The plaintiff in the case at bar greatly relied on the very recent decision of the House of Lords in Mersey Co. v. Naylor, 9 App. Cas. 434, affirming the judgment of the Court of Appeal in 9 Q B.D. 648, and following the decision of the Court of Common Pleas in Freeth v. Burr, L.R. 9 C.P. 208.
But the point there decided was that the failure of the buyer to pay for the first instalment of the goods upon delivery does not, unless the circumstances evince an intention on his part to be no longer bound by the contract, entitle the seller to rescind the contract and to decline to make further deliveries under it. And the grounds of the decision, as stated by Lord Chancellor Selborne in moving judgment in the House of Lords, are applicable only to the case of a failure of the buyer to pay for, and not to that of a failure of the seller to deliver, the first instalment.
The Lord Chancellor said: "The contract is for the purchase of 5,000 tons of steel blooms of the company's manufacture; therefore it is one contract for the purchase of that quantity of steel blooms. No doubt there are subsidiary terms in the contract, as to the time of delivery, `Delivery 1,000 tons monthly commencing January next;' and as to the time of
Moreover, although in the Court of Appeal dicta were uttered tending to approve the decision in Simpson v. Crippin, and to disparage the decisions in Hoare v. Rennie and Honck v. Muller, above cited, yet in the House of Lords Simpson v. Crippin was not even referred to, and Lord Blackburn, who had given the leading opinion in that case, as well as Lord Bramwell, who had delivered the leading opinion in Honck v. Muller, distinguished Hoare v. Rennie and Honck v. Muller from the case in judgment. 9 App. Cas. 444, 446.
Upon a review of the English decisions, the rule laid down in the earlier cases of Hoare v. Rennie and Coddington v. Paleologo, as well as in the later cases of Reuter v. Sala and Honck v. Muller, appears to us to be supported by a greater weight of authority than the rule stated in the intermediate cases of Simpson v. Crippin and Brandt v. Lawrence, and to accord better with the general principles affirmed by the House of Lords in Bowes v. Shand, while it in nowise contravenes the decision of that tribunal in Mersey Co. v. Naylor.
In this country, there is less judicial authority upon the question. The two cases most nearly in point, that have come to our notice, are Hill v. Blake, 97 N.Y. 216, which accords with Bowes v. Shand, and King Philip Mills v. Slater, 12 R.I. 82, which approves and follows Hoare v. Rennie. The recent

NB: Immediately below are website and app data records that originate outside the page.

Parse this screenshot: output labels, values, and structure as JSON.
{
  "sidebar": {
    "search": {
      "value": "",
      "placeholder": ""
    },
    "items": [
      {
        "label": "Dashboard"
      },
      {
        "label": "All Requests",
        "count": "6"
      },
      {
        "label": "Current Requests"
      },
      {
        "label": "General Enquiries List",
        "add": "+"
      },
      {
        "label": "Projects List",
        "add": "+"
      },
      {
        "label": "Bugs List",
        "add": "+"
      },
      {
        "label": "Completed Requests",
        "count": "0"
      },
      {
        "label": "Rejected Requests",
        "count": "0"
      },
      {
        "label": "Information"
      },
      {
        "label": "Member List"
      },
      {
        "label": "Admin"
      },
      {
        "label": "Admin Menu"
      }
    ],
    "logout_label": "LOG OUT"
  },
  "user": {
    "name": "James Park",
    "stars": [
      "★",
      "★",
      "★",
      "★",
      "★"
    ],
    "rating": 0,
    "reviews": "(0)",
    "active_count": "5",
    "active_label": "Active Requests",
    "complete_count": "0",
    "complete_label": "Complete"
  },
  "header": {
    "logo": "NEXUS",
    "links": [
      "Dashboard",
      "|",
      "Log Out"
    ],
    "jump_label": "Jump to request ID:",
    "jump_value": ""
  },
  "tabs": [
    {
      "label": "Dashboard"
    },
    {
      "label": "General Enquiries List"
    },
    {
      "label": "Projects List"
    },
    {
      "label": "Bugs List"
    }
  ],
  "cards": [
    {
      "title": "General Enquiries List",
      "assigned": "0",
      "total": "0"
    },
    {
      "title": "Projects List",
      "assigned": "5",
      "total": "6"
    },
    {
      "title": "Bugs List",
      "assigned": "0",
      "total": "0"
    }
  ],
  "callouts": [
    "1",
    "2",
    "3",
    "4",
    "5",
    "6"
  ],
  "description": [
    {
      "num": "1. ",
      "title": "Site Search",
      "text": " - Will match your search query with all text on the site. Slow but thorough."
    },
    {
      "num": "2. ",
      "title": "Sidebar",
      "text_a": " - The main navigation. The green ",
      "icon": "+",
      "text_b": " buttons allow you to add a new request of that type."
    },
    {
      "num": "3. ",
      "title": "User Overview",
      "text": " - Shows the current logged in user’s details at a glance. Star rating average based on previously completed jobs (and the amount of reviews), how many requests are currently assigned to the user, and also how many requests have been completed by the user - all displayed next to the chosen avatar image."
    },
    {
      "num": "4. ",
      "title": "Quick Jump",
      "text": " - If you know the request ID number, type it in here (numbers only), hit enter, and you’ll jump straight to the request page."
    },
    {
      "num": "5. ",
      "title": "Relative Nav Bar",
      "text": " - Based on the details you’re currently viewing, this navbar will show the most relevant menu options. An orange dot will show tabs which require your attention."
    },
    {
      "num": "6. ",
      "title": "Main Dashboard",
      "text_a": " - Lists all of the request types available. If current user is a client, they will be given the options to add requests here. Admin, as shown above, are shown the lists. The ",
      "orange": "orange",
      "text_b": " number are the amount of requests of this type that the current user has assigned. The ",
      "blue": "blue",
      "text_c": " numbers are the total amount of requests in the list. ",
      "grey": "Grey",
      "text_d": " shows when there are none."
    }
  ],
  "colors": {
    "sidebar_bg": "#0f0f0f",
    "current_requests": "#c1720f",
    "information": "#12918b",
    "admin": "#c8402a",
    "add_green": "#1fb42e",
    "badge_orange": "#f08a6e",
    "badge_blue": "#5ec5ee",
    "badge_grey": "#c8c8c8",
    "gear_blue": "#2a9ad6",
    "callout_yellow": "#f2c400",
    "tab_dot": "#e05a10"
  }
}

Being of opinion that the plaintiff's failure to make such shipments in February and March as the contract required prevents his maintaining this action, it is needless to dwell upon the further objection that the shipments in April did not comply with the contract, because the defendants could not be compelled to take about 1,000 tons out of the larger quantity shipped in that month, and the plaintiff, after once designating the names of vessels, as the contract bound him to do, could not substitute other vessels. See Busk v. Spence, 4 Camp. 329; Graves v. Legg, 9 Exch. 709; Reuter v. Sala, above cited.
The CHIEF JUSTICE was not present at the argument, and took no part in the decision of this case.